Maybe 5 months after I started the dvds I tried out weight lifting (barbells, dumbbells, machines with weights). The fear here might be that you will end up in the “quite muscular” category when you only wanted to be in the “fit and muscled” – trust me it’s quite a lot of effort (and some other things combined) that will make that happen and it takes a long time so you’ll see it coming The weights offer resistance to your muscles which then essentially get stronger to accomodate the extra load. And if you get strong and need more resistance, you graduate to more weight – simple!
For someone looking to be in the “fit and muscled” category, a general guideline will be doing 3-4 strength workouts per week and 2-3 short cardio workouts. (often “lifters” will do a bit of cardio after their weights so they aren’t in they gym 7 days a week). And I have followed several workout routines ranging from 30 minutes to 70 minutes, so you can tailor it to fit the time you
have make available
A few caveats:
- You can develop the most beautiful, shapely muscles but they will not be seen until/unless you have less bodyfat. Muscle will still help your body function better and your metabolism function better so strength training is important even if you are not yet “lean” but don’t be discouraged about not seeing rippling muscles unless you plan to lean out the fat layers on top. And have patience to do so.

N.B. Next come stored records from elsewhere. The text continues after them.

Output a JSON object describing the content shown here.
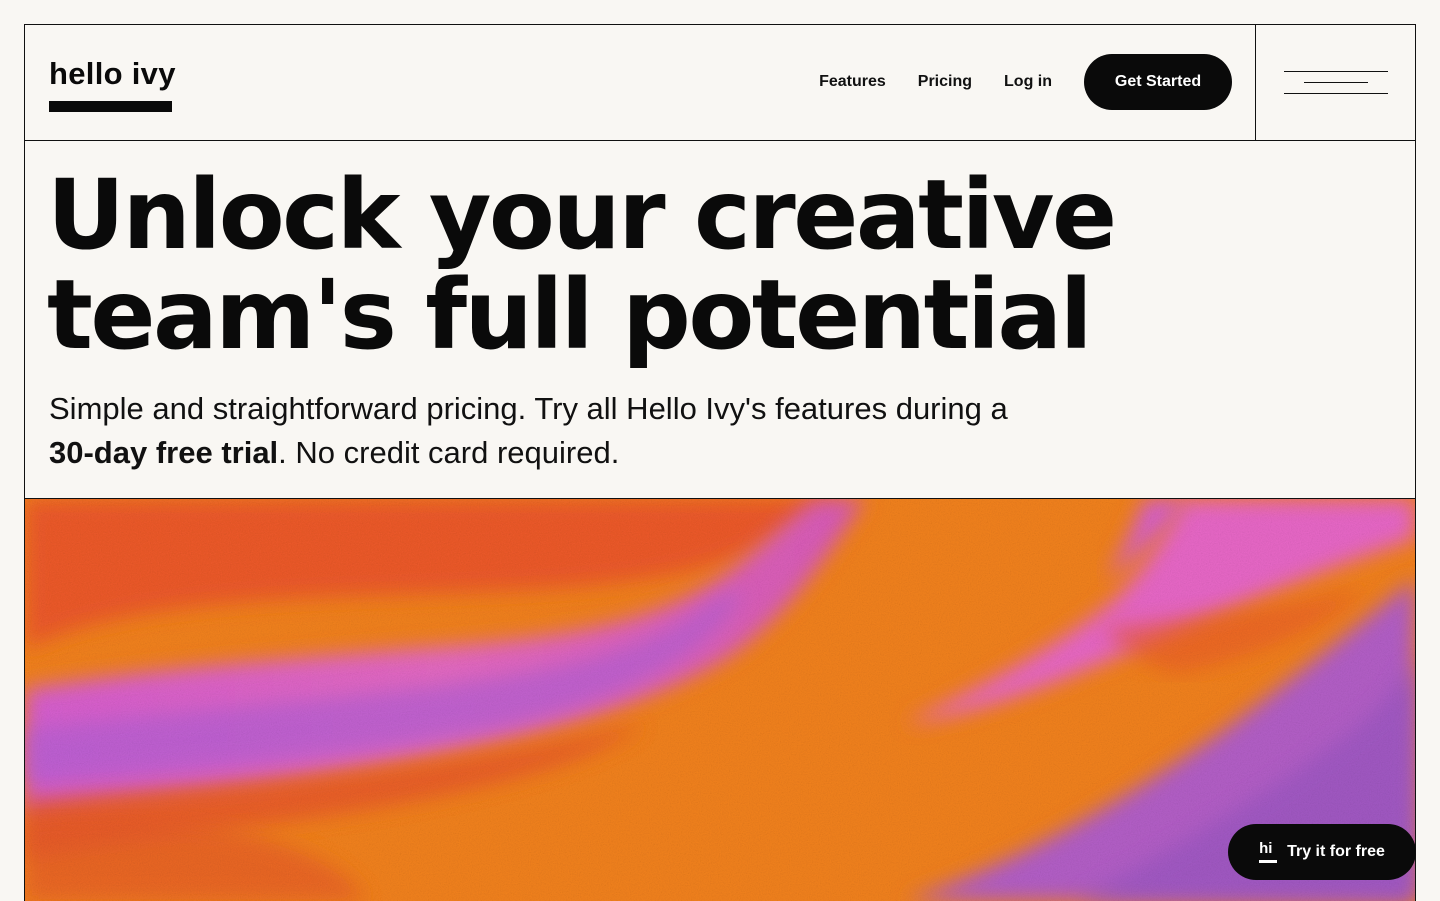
{
  "brand": {
    "name": "hello ivy"
  },
  "nav": {
    "links": [
      "Features",
      "Pricing",
      "Log in"
    ],
    "cta": "Get Started",
    "menu_icon": "hamburger-menu-icon"
  },
  "hero": {
    "headline_line1": "Unlock your creative",
    "headline_line2": "team's full potential",
    "subtitle_part1": "Simple and straightforward pricing. Try all Hello Ivy's features during a ",
    "subtitle_bold": "30-day free trial",
    "subtitle_part2": ". No credit card required."
  },
  "floating_button": {
    "icon_text": "hi",
    "label": "Try it for free"
  },
  "colors": {
    "background": "#f9f7f3",
    "ink": "#0a0a0a",
    "art_orange": "#f3821c",
    "art_pink": "#e85fc0",
    "art_purple": "#a65ad0"
  }
}
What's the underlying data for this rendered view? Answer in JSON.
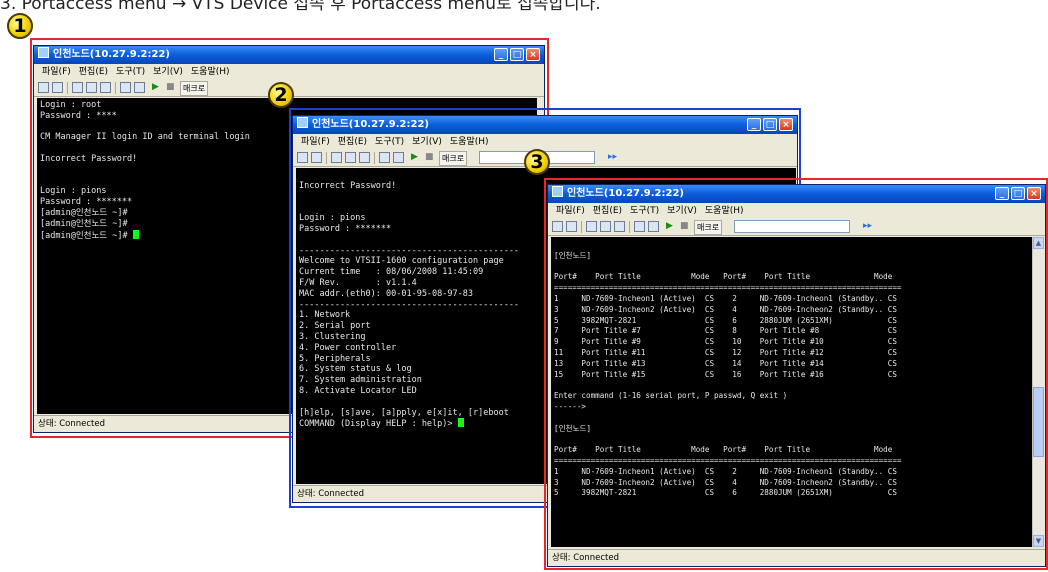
{
  "caption": "3. Portaccess menu → VTS Device 접속 후 Portaccess menu로 접속합니다.",
  "badges": [
    "1",
    "2",
    "3"
  ],
  "colors": {
    "highlight": "#e8262d",
    "titlebar": "#0a5ddb",
    "cursor": "#10ff10",
    "terminal_bg": "#000000"
  },
  "icons": [
    "app-icon",
    "minimize-icon",
    "maximize-icon",
    "close-icon",
    "save-icon",
    "open-icon",
    "copy-icon",
    "paste-icon",
    "play-icon",
    "stop-icon"
  ],
  "windows": [
    {
      "title": "인천노드(10.27.9.2:22)",
      "menu": [
        "파일(F)",
        "편집(E)",
        "도구(T)",
        "보기(V)",
        "도움말(H)"
      ],
      "macro_label": "매크로",
      "status": "상태: Connected",
      "lines": [
        "Login : root",
        "Password : ****",
        "",
        "CM Manager II login ID and terminal login",
        "",
        "Incorrect Password!",
        "",
        "",
        "Login : pions",
        "Password : *******",
        "[admin@인천노드 ~]#",
        "[admin@인천노드 ~]#",
        "[admin@인천노드 ~]#"
      ]
    },
    {
      "title": "인천노드(10.27.9.2:22)",
      "menu": [
        "파일(F)",
        "편집(E)",
        "도구(T)",
        "보기(V)",
        "도움말(H)"
      ],
      "macro_label": "매크로",
      "status": "상태: Connected",
      "lines": [
        "",
        "Incorrect Password!",
        "",
        "",
        "Login : pions",
        "Password : *******",
        "",
        "-------------------------------------------",
        "Welcome to VTSII-1600 configuration page",
        "Current time   : 08/06/2008 11:45:09",
        "F/W Rev.       : v1.1.4",
        "MAC addr.(eth0): 00-01-95-08-97-83",
        "-------------------------------------------",
        "1. Network",
        "2. Serial port",
        "3. Clustering",
        "4. Power controller",
        "5. Peripherals",
        "6. System status & log",
        "7. System administration",
        "8. Activate Locator LED",
        "",
        "[h]elp, [s]ave, [a]pply, e[x]it, [r]eboot",
        "COMMAND (Display HELP : help)>"
      ]
    },
    {
      "title": "인천노드(10.27.9.2:22)",
      "menu": [
        "파일(F)",
        "편집(E)",
        "도구(T)",
        "보기(V)",
        "도움말(H)"
      ],
      "macro_label": "매크로",
      "status": "상태: Connected",
      "lines": [
        "",
        "[인천노드]",
        "",
        "Port#    Port Title           Mode   Port#    Port Title              Mode",
        "============================================================================",
        "1     ND-7609-Incheon1 (Active)  CS    2     ND-7609-Incheon1 (Standby.. CS",
        "3     ND-7609-Incheon2 (Active)  CS    4     ND-7609-Incheon2 (Standby.. CS",
        "5     3982MQT-2821               CS    6     2880JUM (2651XM)            CS",
        "7     Port Title #7              CS    8     Port Title #8               CS",
        "9     Port Title #9              CS    10    Port Title #10              CS",
        "11    Port Title #11             CS    12    Port Title #12              CS",
        "13    Port Title #13             CS    14    Port Title #14              CS",
        "15    Port Title #15             CS    16    Port Title #16              CS",
        "",
        "Enter command (1-16 serial port, P passwd, Q exit )",
        "------>",
        "",
        "[인천노드]",
        "",
        "Port#    Port Title           Mode   Port#    Port Title              Mode",
        "============================================================================",
        "1     ND-7609-Incheon1 (Active)  CS    2     ND-7609-Incheon1 (Standby.. CS",
        "3     ND-7609-Incheon2 (Active)  CS    4     ND-7609-Incheon2 (Standby.. CS",
        "5     3982MQT-2821               CS    6     2880JUM (2651XM)            CS"
      ]
    }
  ]
}
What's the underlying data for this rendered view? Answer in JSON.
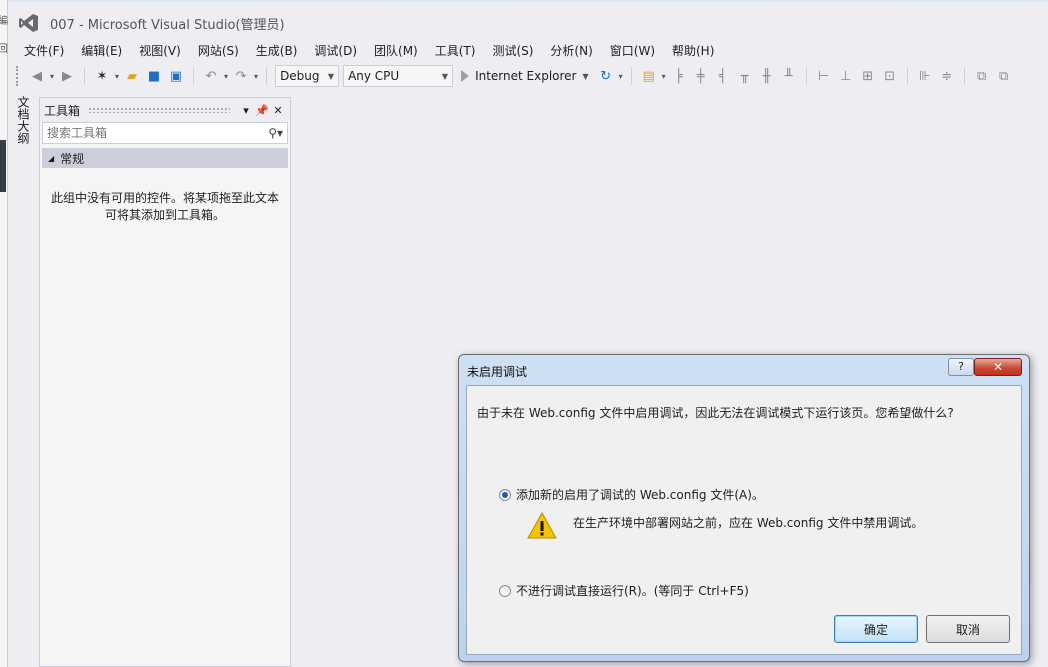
{
  "window": {
    "title": "007 - Microsoft Visual Studio(管理员)"
  },
  "left_strip": {
    "glyphs": [
      "編",
      "回"
    ]
  },
  "menu": [
    "文件(F)",
    "编辑(E)",
    "视图(V)",
    "网站(S)",
    "生成(B)",
    "调试(D)",
    "团队(M)",
    "工具(T)",
    "测试(S)",
    "分析(N)",
    "窗口(W)",
    "帮助(H)"
  ],
  "toolbar": {
    "config": "Debug",
    "platform": "Any CPU",
    "browser": "Internet Explorer"
  },
  "side_tab": {
    "label": "文档大纲"
  },
  "toolbox": {
    "title": "工具箱",
    "search_placeholder": "搜索工具箱",
    "group": "常规",
    "empty_line1": "此组中没有可用的控件。将某项拖至此文本",
    "empty_line2": "可将其添加到工具箱。"
  },
  "dialog": {
    "title": "未启用调试",
    "help_label": "?",
    "close_label": "✕",
    "message": "由于未在 Web.config 文件中启用调试，因此无法在调试模式下运行该页。您希望做什么?",
    "option1": "添加新的启用了调试的 Web.config 文件(A)。",
    "warning": "在生产环境中部署网站之前，应在 Web.config 文件中禁用调试。",
    "option2": "不进行调试直接运行(R)。(等同于 Ctrl+F5)",
    "ok": "确定",
    "cancel": "取消",
    "selected_option": 1
  },
  "colors": {
    "accent": "#68217a",
    "dialog_frame": "#bcd2ee",
    "close_red": "#c74a38"
  }
}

- In that vein, this post is about exercise but what you eat is also important – for fat loss AND muscle building, namely adequate protein
- IF your goal is to run a marathon or some other endurance sport, more power to ya! You’ll want to focus more on cardio than strength training probably, but you need to decide which is your goal, because they are quite different body and training-wise.
- Everyone’s goal is very personal – I have grown to LOVE muscle and I might be working toward more muscle than another person might find attractive (?) but I will give my opinion that everyone, especially weight-loss seekers, should be doing a minimal amount of strength training because that muscle helps your BODY and your METABOLISM function – this is good for health but also for maintaining your weight loss.
Some weight training resources to get you started:
You can google and find 1 million workouts for the weight room (or even bodyweight exercises) but these are some I have worked with…
You Are your Own Gym, Bodyweight exercises
My first intro into weight lifting (good nutritional advice too): Burn the Fat, Feed the Muscle
New Rules of Lifting for Women – nice, tempered approach to diet and lifting
For the more advanced and more daring, 12 week program 4-6 days a week: Jamie Eason’s LiveFit